Head of Department Professor John Schad described the Awards’ core commitment “to uncovering and celebrating the very best of sixth-form writing,” by stating that “[t]hese awards are an exciting new venture which […] will encourage sixth-form students across the country to develop their work as literary critics and/or creative writers”.
The first instance of the Department’s Writing Awards, which include categories in Criticism, Fiction and Poetry, is open to any student in Year Twelve and offers students the opportunity to win cash prizes as well as a chance to be published in Lancaster’s literary magazine, Cake, which specialises in publishing “the best in new writing, be it poetry, flash fiction or insightful reviews of new work.”
Judging the competition will be members of the University’s own literary elite, including critic and Distinguished Professor of English Literature Terry Eagleton as a judge for the Criticism category, and Paul Farley, who was recently nominated for the prestigious T. S. Eliot Prize for Poetry, as a judge of the Poetry category. Also adding the benefits of their own experience and insights will be Helen Farish and Graham Mort (Poetry), and Jenn Ashworth, George Green and Zoe Lambert (Prose).
Current students of the University are being asked to spread the word by contacting their old schools and colleges with details of the competition. By entering into the contest, young writers will have the chance to showcase their talents and secure recognition for their writing potential.
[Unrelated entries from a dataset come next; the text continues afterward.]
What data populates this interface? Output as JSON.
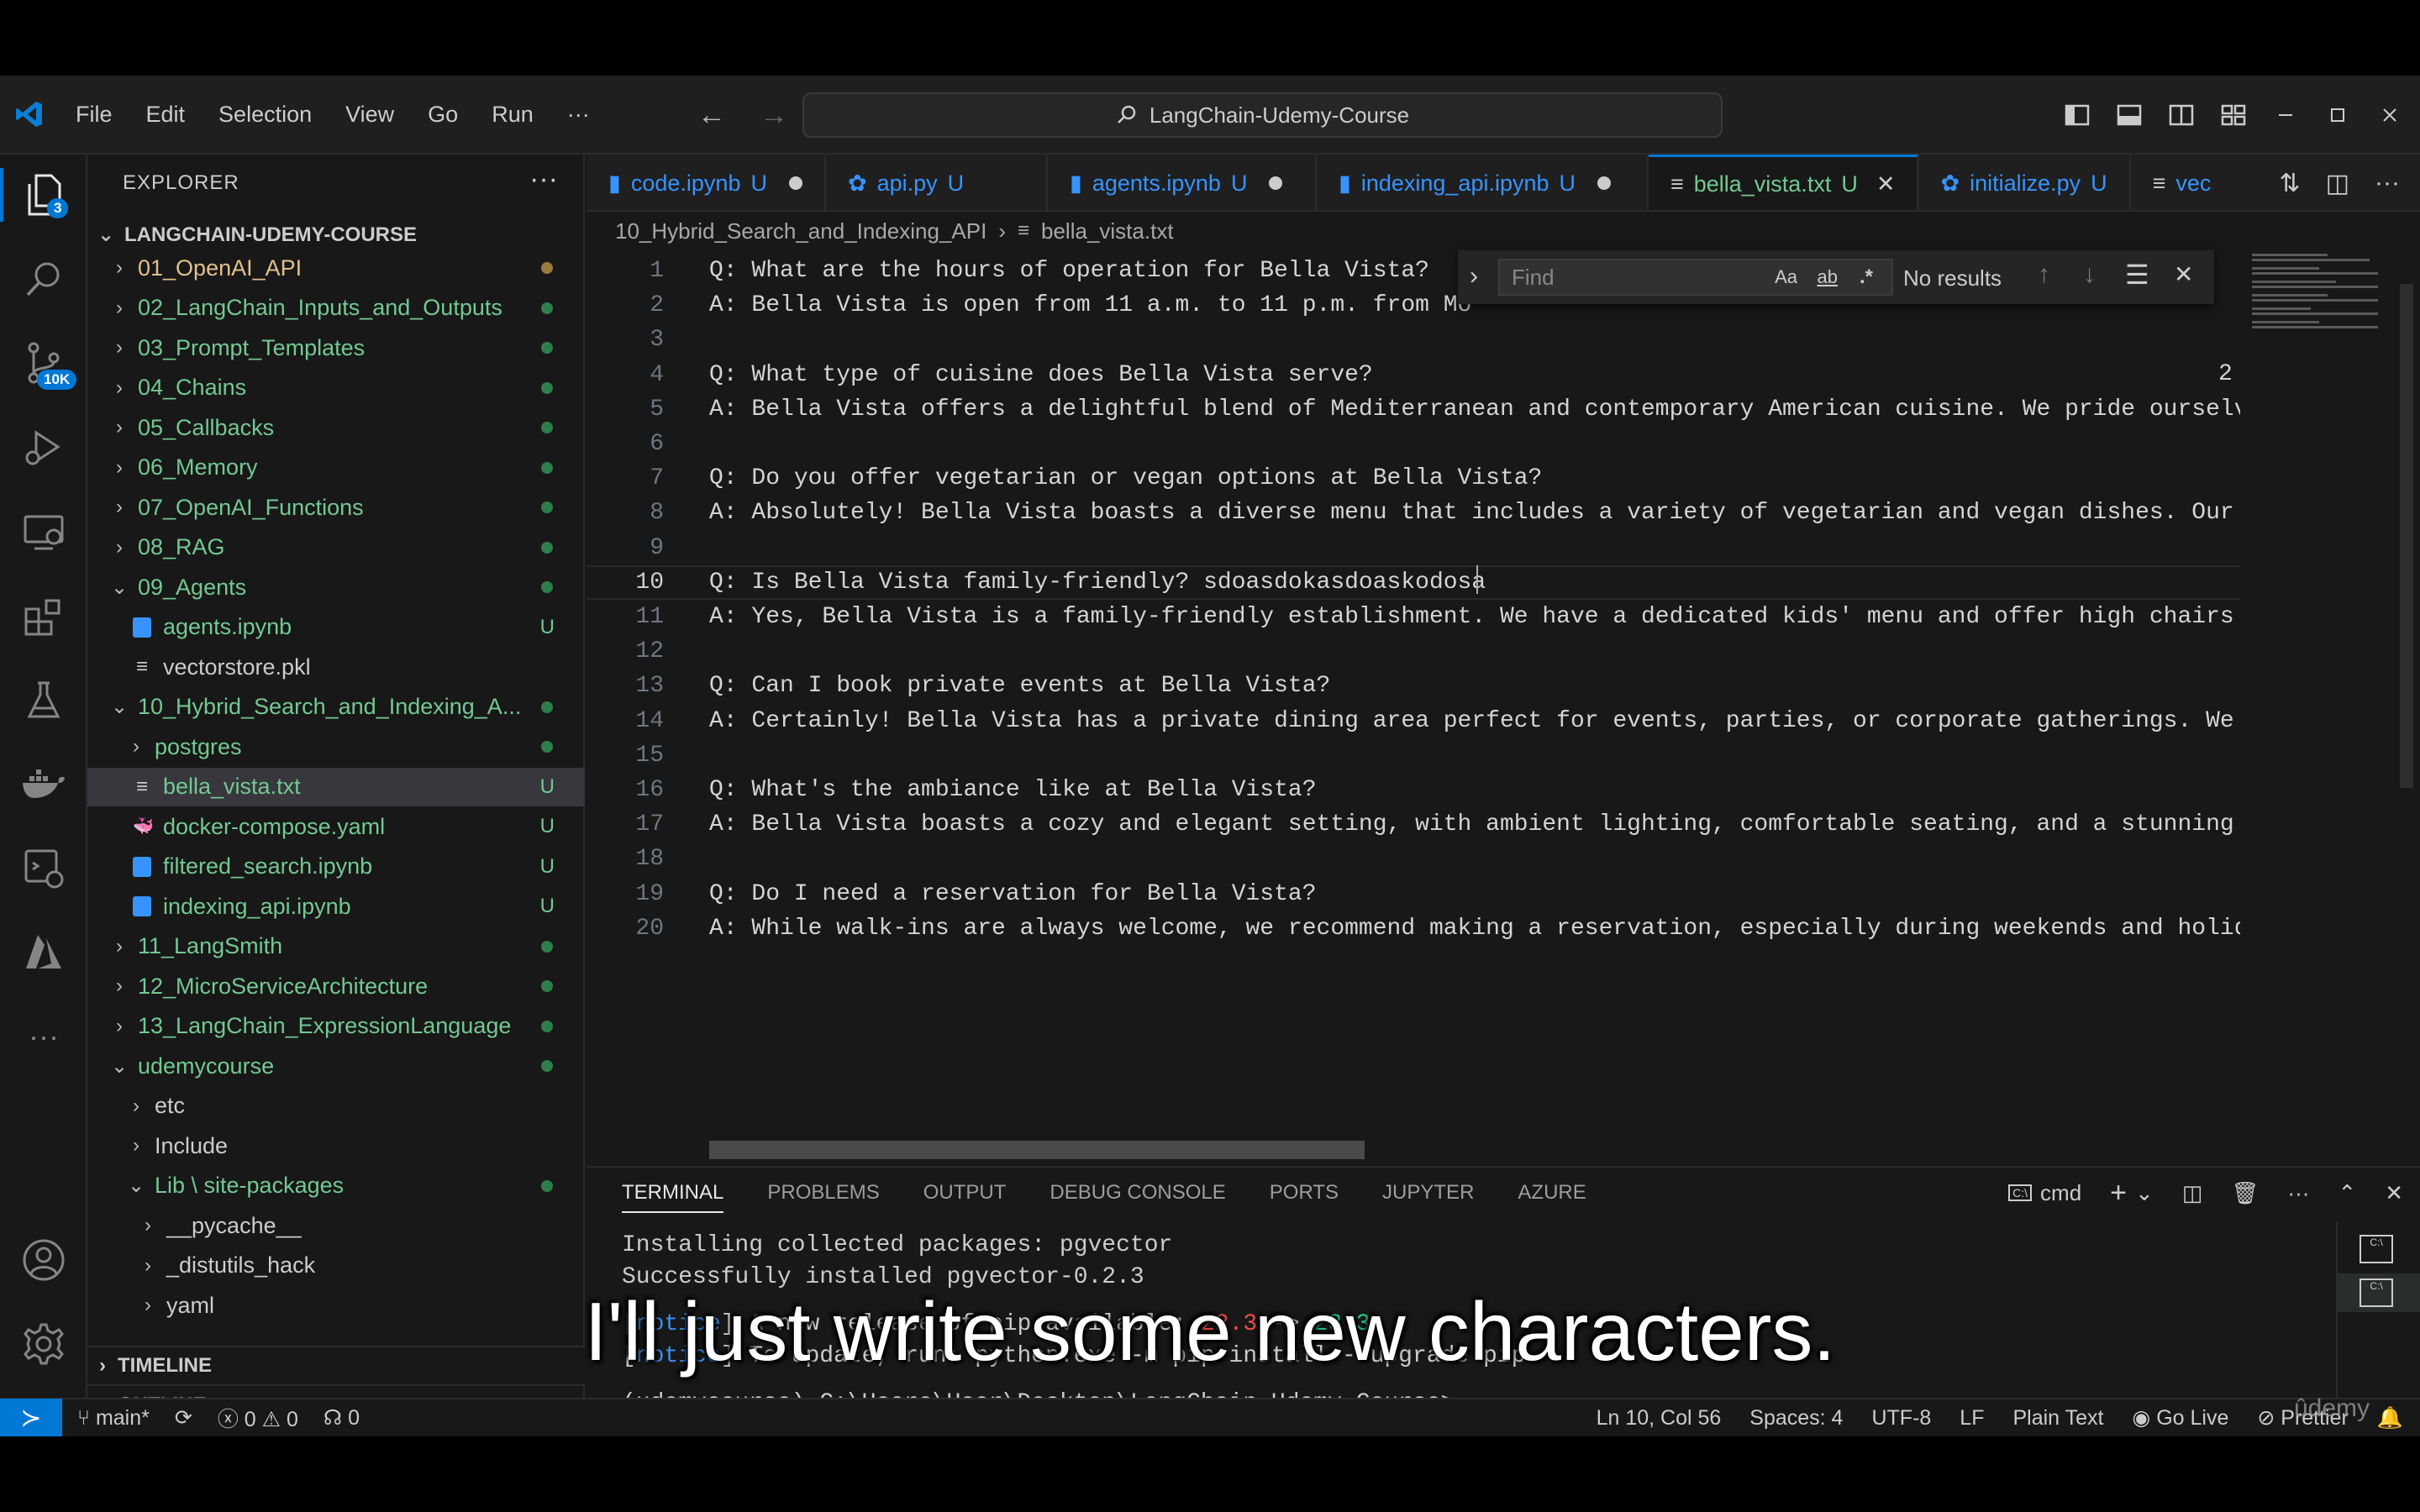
{
  "titlebar": {
    "menu": [
      "File",
      "Edit",
      "Selection",
      "View",
      "Go",
      "Run",
      "···"
    ],
    "search": "LangChain-Udemy-Course"
  },
  "activity": {
    "explorer_badge": "3",
    "scm_badge": "10K"
  },
  "explorer": {
    "header": "EXPLORER",
    "root": "LANGCHAIN-UDEMY-COURSE",
    "rows": [
      {
        "label": "01_OpenAI_API",
        "chev": "›",
        "indent": 1,
        "status": "",
        "color": "#e2c08d",
        "dot": "#9a7b3e"
      },
      {
        "label": "02_LangChain_Inputs_and_Outputs",
        "chev": "›",
        "indent": 1,
        "status": "",
        "color": "#73c991",
        "dot": "#2f7d4b"
      },
      {
        "label": "03_Prompt_Templates",
        "chev": "›",
        "indent": 1,
        "status": "",
        "color": "#73c991",
        "dot": "#2f7d4b"
      },
      {
        "label": "04_Chains",
        "chev": "›",
        "indent": 1,
        "status": "",
        "color": "#73c991",
        "dot": "#2f7d4b"
      },
      {
        "label": "05_Callbacks",
        "chev": "›",
        "indent": 1,
        "status": "",
        "color": "#73c991",
        "dot": "#2f7d4b"
      },
      {
        "label": "06_Memory",
        "chev": "›",
        "indent": 1,
        "status": "",
        "color": "#73c991",
        "dot": "#2f7d4b"
      },
      {
        "label": "07_OpenAI_Functions",
        "chev": "›",
        "indent": 1,
        "status": "",
        "color": "#73c991",
        "dot": "#2f7d4b"
      },
      {
        "label": "08_RAG",
        "chev": "›",
        "indent": 1,
        "status": "",
        "color": "#73c991",
        "dot": "#2f7d4b"
      },
      {
        "label": "09_Agents",
        "chev": "⌄",
        "indent": 1,
        "status": "",
        "color": "#73c991",
        "dot": "#2f7d4b"
      },
      {
        "label": "agents.ipynb",
        "chev": "",
        "indent": 2,
        "status": "U",
        "color": "#73c991",
        "icon": "notebook"
      },
      {
        "label": "vectorstore.pkl",
        "chev": "",
        "indent": 2,
        "status": "",
        "color": "#cccccc",
        "icon": "lines"
      },
      {
        "label": "10_Hybrid_Search_and_Indexing_A...",
        "chev": "⌄",
        "indent": 1,
        "status": "",
        "color": "#73c991",
        "dot": "#2f7d4b"
      },
      {
        "label": "postgres",
        "chev": "›",
        "indent": 2,
        "status": "",
        "color": "#73c991",
        "dot": "#2f7d4b"
      },
      {
        "label": "bella_vista.txt",
        "chev": "",
        "indent": 2,
        "status": "U",
        "color": "#73c991",
        "icon": "lines",
        "selected": true
      },
      {
        "label": "docker-compose.yaml",
        "chev": "",
        "indent": 2,
        "status": "U",
        "color": "#73c991",
        "icon": "whale"
      },
      {
        "label": "filtered_search.ipynb",
        "chev": "",
        "indent": 2,
        "status": "U",
        "color": "#73c991",
        "icon": "notebook"
      },
      {
        "label": "indexing_api.ipynb",
        "chev": "",
        "indent": 2,
        "status": "U",
        "color": "#73c991",
        "icon": "notebook"
      },
      {
        "label": "11_LangSmith",
        "chev": "›",
        "indent": 1,
        "status": "",
        "color": "#73c991",
        "dot": "#2f7d4b"
      },
      {
        "label": "12_MicroServiceArchitecture",
        "chev": "›",
        "indent": 1,
        "status": "",
        "color": "#73c991",
        "dot": "#2f7d4b"
      },
      {
        "label": "13_LangChain_ExpressionLanguage",
        "chev": "›",
        "indent": 1,
        "status": "",
        "color": "#73c991",
        "dot": "#2f7d4b"
      },
      {
        "label": "udemycourse",
        "chev": "⌄",
        "indent": 1,
        "status": "",
        "color": "#73c991",
        "dot": "#2f7d4b"
      },
      {
        "label": "etc",
        "chev": "›",
        "indent": 2,
        "status": "",
        "color": "#cccccc"
      },
      {
        "label": "Include",
        "chev": "›",
        "indent": 2,
        "status": "",
        "color": "#cccccc"
      },
      {
        "label": "Lib \\ site-packages",
        "chev": "⌄",
        "indent": 2,
        "status": "",
        "color": "#73c991",
        "dot": "#2f7d4b"
      },
      {
        "label": "__pycache__",
        "chev": "›",
        "indent": 3,
        "status": "",
        "color": "#cccccc"
      },
      {
        "label": "_distutils_hack",
        "chev": "›",
        "indent": 3,
        "status": "",
        "color": "#cccccc"
      },
      {
        "label": "yaml",
        "chev": "›",
        "indent": 3,
        "status": "",
        "color": "#cccccc"
      }
    ],
    "sections": [
      "OUTLINE",
      "TIMELINE"
    ]
  },
  "tabs": [
    {
      "label": "code.ipynb",
      "status": "U",
      "modified": true,
      "icon": "notebook",
      "active": false
    },
    {
      "label": "api.py",
      "status": "U",
      "modified": false,
      "icon": "python",
      "active": false
    },
    {
      "label": "agents.ipynb",
      "status": "U",
      "modified": true,
      "icon": "notebook",
      "active": false
    },
    {
      "label": "indexing_api.ipynb",
      "status": "U",
      "modified": true,
      "icon": "notebook",
      "active": false
    },
    {
      "label": "bella_vista.txt",
      "status": "U",
      "modified": false,
      "icon": "lines",
      "active": true,
      "close": "✕"
    },
    {
      "label": "initialize.py",
      "status": "U",
      "modified": false,
      "icon": "python",
      "active": false
    },
    {
      "label": "vec",
      "status": "",
      "modified": false,
      "icon": "lines",
      "active": false
    }
  ],
  "breadcrumb": {
    "folder": "10_Hybrid_Search_and_Indexing_API",
    "sep": "›",
    "file": "bella_vista.txt"
  },
  "find": {
    "placeholder": "Find",
    "aa": "Aa",
    "ab": "ab",
    "regex": ".*",
    "result": "No results"
  },
  "code_lines": [
    "Q: What are the hours of operation for Bella Vista?",
    "A: Bella Vista is open from 11 a.m. to 11 p.m. from Mo",
    "",
    "Q: What type of cuisine does Bella Vista serve?",
    "A: Bella Vista offers a delightful blend of Mediterranean and contemporary American cuisine. We pride ourselve",
    "",
    "Q: Do you offer vegetarian or vegan options at Bella Vista?",
    "A: Absolutely! Bella Vista boasts a diverse menu that includes a variety of vegetarian and vegan dishes. Our c",
    "",
    "Q: Is Bella Vista family-friendly? sdoasdokasdoaskodosa",
    "A: Yes, Bella Vista is a family-friendly establishment. We have a dedicated kids' menu and offer high chairs a",
    "",
    "Q: Can I book private events at Bella Vista?",
    "A: Certainly! Bella Vista has a private dining area perfect for events, parties, or corporate gatherings. We a",
    "",
    "Q: What's the ambiance like at Bella Vista?",
    "A: Bella Vista boasts a cozy and elegant setting, with ambient lighting, comfortable seating, and a stunning v",
    "",
    "Q: Do I need a reservation for Bella Vista?",
    "A: While walk-ins are always welcome, we recommend making a reservation, especially during weekends and holida"
  ],
  "current_line": 10,
  "line2_tail": "2",
  "panel": {
    "tabs": [
      "TERMINAL",
      "PROBLEMS",
      "OUTPUT",
      "DEBUG CONSOLE",
      "PORTS",
      "JUPYTER",
      "AZURE"
    ],
    "shell": "cmd",
    "lines": [
      "Installing collected packages: pgvector",
      "Successfully installed pgvector-0.2.3",
      "",
      "[notice] A new release of pip available: 22.3 -> 23.3",
      "[notice] To update, run: python.exe -m pip install --upgrade pip",
      "",
      "(udemycourse) C:\\Users\\User\\Desktop\\LangChain-Udemy-Course>"
    ],
    "notice_old": "22.3",
    "notice_new": "23.3"
  },
  "statusbar": {
    "branch": "main*",
    "errors": "0",
    "warnings": "0",
    "ports": "0",
    "position": "Ln 10, Col 56",
    "spaces": "Spaces: 4",
    "encoding": "UTF-8",
    "eol": "LF",
    "language": "Plain Text",
    "golive": "Go Live",
    "prettier": "Prettier"
  },
  "caption": "I'll just write some new characters.",
  "watermark": "ûdemy"
}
It is also hoped that engagement with Further Education students interested in English and Creative Writing will foster links that will endure as they come to make their university applications: Professor Schad indicated his hope that the event would “develop the profile of the Department amongst potential applicants.”
Lindsey King, the Part II Secretary for the Department, confirmed that over two and a half thousand schools across the country had received notice of the competition via email, and that those orchestrating the event were “look[ing] forward to receiving [the] first entries soon.” Social media websites have also been utilised in reaching out to as many aspiring writers as possible.
King added, “I think it’s a different way of getting students who might not think about Lancaster involved and interested.”
The closing date for entries is January 31st 2013, with the longlist due for publication in March and the shortlist in April. The announcement of the winning entries will be conducted in conjunction with Lancaster’s Sixth Form Conference, planned for July 2013, when a series of creative and critical seminars will also take place.
Further details and entry forms are available from: http://www.lancs.ac.uk/fass/english/undergrad/lancasterwritingawards.htm
Enquiries can be forwarded to: firstname.lastname@example.org